· Chicago Magazine
· Chicago Quarterly
· Chicago Review
· Chicago6Corners
· Chi Town Daily News
· Christian Poets Society
· cinematheque
· Common Review
· Conscious Choice
· Contra Tiempo
· Conundrum
· Court Green
· Crab Orchard
· Cross Roads
· Curious Theatre
· Elastic Arts
· Elder Stories
· EM Press
· Empty Bottle
· F News Magazine
· Fast Geek Press
· Fence
· Fifth Wednesday
· Free Lunch
· Free Street
· Front 40
· Gapers Block
· Gargoyle
· Haiku Society
· Haymarket
· Heartland Cafe
· Hemmingway Foundation
· Highland Park Poetry
· Hotel Amerika
· Hour Glass
· Hull House
· Humanities Fest
· Hyde Park Art
· Improv Olympics
· Intersections
· In These Times
· The Ivory Tower
· Kalamu
· Karamu
· Kedzie Press / The Green Parent
· Lake Claremont
· Lawyers For Arts
· Lisle Library
· Literary Chicago
· Literary Pizazz Radio
· Lit Line
· Links Hall
· Looptopia
· Love Chicago
· Lumpen
· Machine
· Make Magazine
· Manual of Style
· Mayapple Press
· Mayor's Office of Events
· MetroMix
· Mexican Fine Arts
· Midland Authors
· Midwest Literary Fest
· Midwest Zines
· Milk Weed
· Millions
· Moria
· Mule
· Muse Letter
· Naperville Writers
· National Writers Union
· Nelson Algren Committee
· Neofuturists
· Nextbook
· Ninth Letter
· Old Town Folk School
· Open Book
· Osbey Books
· O Sweet Flowery Roses
· Other Voices
· Otium
· Palatine Slam
· Paper and Carriage
· Paper Mustache
· Perpetual Motion
· Plainfield Poetry
· PM Poetry
· Poem Present
· Poetic License
· Poetry Cache
· Poetry Daily
· Poetry Radio
· Poets and Writers
· Poets Kitchen
· Polvo
· Polyphony
· Pudding House
· Punk Planet

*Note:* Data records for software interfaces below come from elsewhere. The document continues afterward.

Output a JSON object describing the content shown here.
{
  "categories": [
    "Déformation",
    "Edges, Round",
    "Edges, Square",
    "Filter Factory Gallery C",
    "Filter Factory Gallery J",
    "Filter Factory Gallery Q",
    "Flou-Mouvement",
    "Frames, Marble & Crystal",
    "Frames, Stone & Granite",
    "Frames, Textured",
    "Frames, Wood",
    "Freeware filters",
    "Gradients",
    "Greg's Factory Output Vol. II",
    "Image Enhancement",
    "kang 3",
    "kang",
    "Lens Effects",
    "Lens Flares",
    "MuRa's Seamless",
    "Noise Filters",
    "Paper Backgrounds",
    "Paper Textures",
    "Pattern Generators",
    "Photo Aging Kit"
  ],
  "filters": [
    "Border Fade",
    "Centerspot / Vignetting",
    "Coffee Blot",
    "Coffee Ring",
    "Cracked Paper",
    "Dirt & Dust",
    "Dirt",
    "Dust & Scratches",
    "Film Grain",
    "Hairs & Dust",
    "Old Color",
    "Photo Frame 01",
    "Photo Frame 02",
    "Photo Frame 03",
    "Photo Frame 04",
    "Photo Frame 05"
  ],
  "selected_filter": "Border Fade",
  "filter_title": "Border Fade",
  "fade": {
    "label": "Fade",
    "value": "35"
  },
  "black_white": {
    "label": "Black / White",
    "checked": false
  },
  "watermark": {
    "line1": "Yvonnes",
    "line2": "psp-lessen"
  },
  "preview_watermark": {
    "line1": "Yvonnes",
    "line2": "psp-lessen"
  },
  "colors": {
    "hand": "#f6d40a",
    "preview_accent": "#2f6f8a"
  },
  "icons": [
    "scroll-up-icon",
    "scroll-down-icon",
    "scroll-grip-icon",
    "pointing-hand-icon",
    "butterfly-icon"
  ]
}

· Reconstruction Room
· Redmoon
· Roctober
· Rose Metal
· Room 315
· Rubba Ducky
· Sawbuck
· Scars Publishing
· Screwball
· Second Run
· Seminary Co-op
· Seventen Bishop
· Shark Forum
· Shelter
· Shortpants
· Skeleton News
· Small Happy
· Stop Smiling
· Sourcebooks
· Spareroom
· Spondee
· Stone Jones
· Story Studio
· Story Quarterly
· Street Level
· Teatro Luna
· This Is Grand
· Ticket2Write
· Time Out
· Uncommon Ground
· Unlikely Stories
· UR Chicago
· Venus
· Visions For Chicago
· Wordsfest
· Writers Workspace
· You Are Beautiful
BlockRBott.gif spacer.gif spacer

Web hosting provided by TechFinesse